Forum for Science, Industry and Business

Sponsored by:     3M 
Search our Site:

 

New hydrangea cultivars for landscape gardens

28.04.2010
Two new compact oakleaf hydrangea cultivars ideal for small gardens have been released by Agricultural Research Service (ARS) scientists.

"Ruby Slippers" and "Munchkin" are the latest cultivars released by ARS geneticist Sandy Reed with the U.S. National Arboretum's Floral and Nursery Plants Research Unit's worksite in McMinnville, Tenn. The arboretum is operated by ARS, the principal intramural scientific research agency of the U.S. Department of Agriculture (USDA).

The new cultivars are the first compact forms of Hydrangea quercifolia, a species of hydrangea native to the southeastern United States, to be released by ARS. H. quercifolia is commonly known as oakleaf hydrangea because its leaves resemble those from oak trees. According to Reed, currently available oakleaf hydrangea cultivars are taller than desired for small landscape gardens or, if shorter, don't have good flowering qualities.

Ruby Slippers and Munchkin address both of these issues. The new cultivars are small in stature and have large flower heads that stay upright, even after heavy rains. They grow 3-4 feet tall and 4-5 feet wide after nine years of growth, with flower heads held upright above their leaves, making them particularly suited for use in small residential landscapes. Flowers on Ruby Slippers open white but quickly turn pale pink and deepen into rose, while those on Munchkin open white and gradually turn medium pink. Both plants flower in early summer.

Like other oakleaf hydrangeas, Ruby Slippers and Munchkin can be grown in full sun or light shade and are hardy in USDA zones 5 to 8. They can be used in shrub borders or mass-planted in large areas. The plants have been evaluated by cooperators throughout the United States, and cooperators are currently increasing stock. Reed anticipates the plants will be widely available for sale to consumers in the next year or two.

Nursery crops are a multi-billion dollar industry. Wholesalers in 17 states surveyed by the USDA's National Agricultural Statistics Service grossed $4.65 billion in sales in 2006, the last year for which figures are available. That's an increase of 17 percent from 2003 sales. Deciduous shrubs like the oakleaf hydrangea accounted for 14 percent of the industry's total sales in 2006.

USDA is an equal opportunity provider, employer and lender.

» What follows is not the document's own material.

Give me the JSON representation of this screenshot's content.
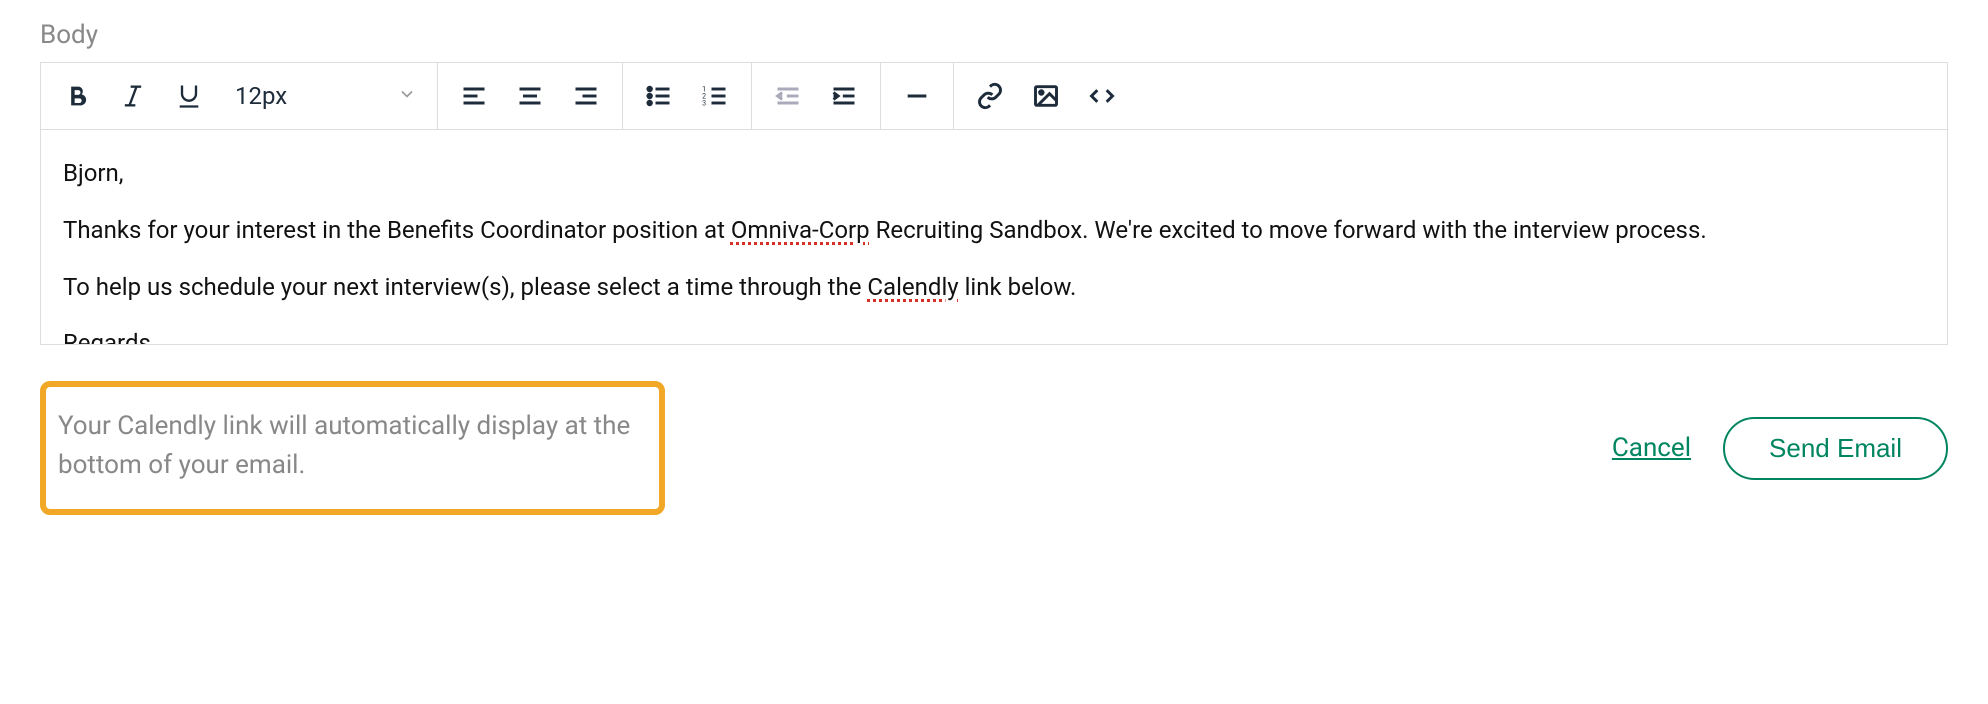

To file a complaint of discrimination, write: USDA, Director, Office of Civil Rights, 1400 Independence Ave., S.W., Washington, D.C. 20250-9410 or call (800) 795-3272 (voice), or (202) 720-6382 (TDD).

Stephanie Yao | EurekAlert!
Further information:
http://www.usda.gov

More articles from Agricultural and Forestry Science:

nachricht Vermicompost leachate improves tomato seedling growth
24.11.2014 | American Society for Horticultural Science

nachricht Polyethylene mulch, glazing create optimal conditions for soil solarization
24.11.2014 | American Society for Horticultural Science

All articles from Agricultural and Forestry Science >>>

The most recent press releases about innovation >>>

Anzeige

Anzeige

Event News

Regional economic cooperation in Central Asia

21.11.2014 | Event News

Educating the Ecucators

13.11.2014 | Event News

36th Annual IATUL Conference 2015: Call for papers and posters

12.11.2014 | Event News

 
Latest News

Siemens expands software for mobile data management in the process industry

26.11.2014 | Trade Fair News

Microbial Communities for Health and Environment : Precise Measurements of Microbial Ecosystems

26.11.2014 | Life Sciences

VTT demonstrates new technique for generating electricity

26.11.2014 | Power and Electrical Engineering

VideoLinks
B2B-VideoLinks
More VideoLinks >>>